35. Woods, A., and F. Beier. 2006. RhoA/ROCK signaling regulates chondrogenesis in a context-dependent manner. J. Biol. Chem. 28113134-13140. [PubMed]
36. Woods, A., G. Wang, and F. Beier. 2005. RhoA/ROCK signaling regulates Sox9 expression and actin organization during chondrogenesis. J. Biol. Chem. 28011626-11634. [PubMed]
37. Woods, A., G. Wang, H. Dupuis, Z. Shao, and F. Beier. 2007. Rac1 signaling stimulates N-cadherin expression, mesenchymal condensation, and chondrogenesis. J. Biol. Chem. 28223500-23508. [PubMed]
38. Wulf, E., A. Deboben, F. A. Bautz, H. Faulstich, and T. Wieland. 1979. Fluorescent phallotoxin, a tool for the visualization of cellular actin. Proc. Natl. Acad. Sci. USA 764498-4502. [PMC free article] [PubMed]
39. Xu, Y., J. B. Moseley, I. Sagot, F. Poy, D. Pellman, B. L. Goode, and M. J. Eck. 2004. Crystal structures of a formin homology-2 domain reveal a tethered dimer architecture. Cell 116711-723. [PubMed]
40. Yoon, Y. M., C. D. Oh, S. S. Kang, and J. S. Chun. 2000. Protein kinase A regulates chondrogenesis of mesenchymal cells at the post-precartilage condensation stage via protein kinase C-alpha signaling. J. Bone Miner Res. 152197-2205. [PubMed]
41. Zanetti, N. C., and M. Solursh. 1984. Induction of chondrogenesis in limb mesenchymal cultures by disruption of the actin cytoskeleton. J. Cell Biol. 99115-123. [PMC free article] [PubMed]
42. Zeng, L., H. Kempf, L. C. Murtaugh, M. E. Sato, and A. B. Lassar. 2002. Shh establishes an Nkx3.2/Sox9 autoregulatory loop that is maintained by BMP signals to induce somitic chondrogenesis. Genes Dev. 161990-2005. [PMC free article] [PubMed]
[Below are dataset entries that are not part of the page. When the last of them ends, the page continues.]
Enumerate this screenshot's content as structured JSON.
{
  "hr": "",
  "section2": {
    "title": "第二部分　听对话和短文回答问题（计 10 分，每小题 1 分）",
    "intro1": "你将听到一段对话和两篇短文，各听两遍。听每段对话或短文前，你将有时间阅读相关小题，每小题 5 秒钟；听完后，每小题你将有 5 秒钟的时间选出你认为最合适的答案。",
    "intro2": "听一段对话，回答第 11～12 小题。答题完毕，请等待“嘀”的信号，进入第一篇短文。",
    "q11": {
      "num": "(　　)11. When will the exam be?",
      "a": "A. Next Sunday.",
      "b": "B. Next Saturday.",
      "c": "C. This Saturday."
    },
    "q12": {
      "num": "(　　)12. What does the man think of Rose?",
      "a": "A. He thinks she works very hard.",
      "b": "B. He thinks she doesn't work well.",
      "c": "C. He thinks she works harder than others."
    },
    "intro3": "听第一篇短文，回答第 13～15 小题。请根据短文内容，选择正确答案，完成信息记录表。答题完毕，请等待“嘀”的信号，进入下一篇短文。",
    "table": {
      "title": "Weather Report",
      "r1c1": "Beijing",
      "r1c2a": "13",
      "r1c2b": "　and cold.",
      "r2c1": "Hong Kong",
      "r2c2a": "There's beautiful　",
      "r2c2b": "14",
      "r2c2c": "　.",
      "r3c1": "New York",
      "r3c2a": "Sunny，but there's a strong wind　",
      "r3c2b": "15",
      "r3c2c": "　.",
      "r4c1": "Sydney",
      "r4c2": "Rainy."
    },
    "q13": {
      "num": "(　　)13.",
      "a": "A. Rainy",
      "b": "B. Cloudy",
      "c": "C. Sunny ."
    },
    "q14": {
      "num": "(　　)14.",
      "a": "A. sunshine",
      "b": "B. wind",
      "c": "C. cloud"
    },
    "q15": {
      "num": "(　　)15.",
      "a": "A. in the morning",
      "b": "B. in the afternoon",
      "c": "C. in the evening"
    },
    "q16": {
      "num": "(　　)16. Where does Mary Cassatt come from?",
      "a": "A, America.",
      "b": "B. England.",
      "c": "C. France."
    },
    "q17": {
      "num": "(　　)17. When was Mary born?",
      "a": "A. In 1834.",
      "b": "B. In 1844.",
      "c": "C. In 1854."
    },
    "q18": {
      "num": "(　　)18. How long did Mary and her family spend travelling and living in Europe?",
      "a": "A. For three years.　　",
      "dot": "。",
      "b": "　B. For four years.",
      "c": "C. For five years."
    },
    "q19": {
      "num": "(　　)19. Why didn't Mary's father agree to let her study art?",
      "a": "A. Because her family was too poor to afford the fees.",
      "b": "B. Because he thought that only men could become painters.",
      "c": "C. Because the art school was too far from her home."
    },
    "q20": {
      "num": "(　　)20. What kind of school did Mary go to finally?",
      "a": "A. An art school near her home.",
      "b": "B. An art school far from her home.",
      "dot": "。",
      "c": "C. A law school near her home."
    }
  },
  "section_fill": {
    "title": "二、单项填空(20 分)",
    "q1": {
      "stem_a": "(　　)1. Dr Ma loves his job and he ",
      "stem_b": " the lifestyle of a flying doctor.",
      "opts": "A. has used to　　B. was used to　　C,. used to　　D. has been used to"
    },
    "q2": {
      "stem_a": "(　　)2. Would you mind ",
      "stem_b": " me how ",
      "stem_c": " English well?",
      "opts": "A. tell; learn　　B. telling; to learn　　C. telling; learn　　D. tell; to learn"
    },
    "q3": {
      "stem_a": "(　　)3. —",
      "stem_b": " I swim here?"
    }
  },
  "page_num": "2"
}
Articles from Molecular and Cellular Biology are provided here courtesy of American Society for Microbiology (ASM)
PubReader format: click here to try

Formats:

Related citations in PubMed

See reviews...See all...

Cited by other articles in PMC

See all...

Links

Recent Activity

Your browsing activity is empty.

Activity recording is turned off.

Turn recording back on

See more...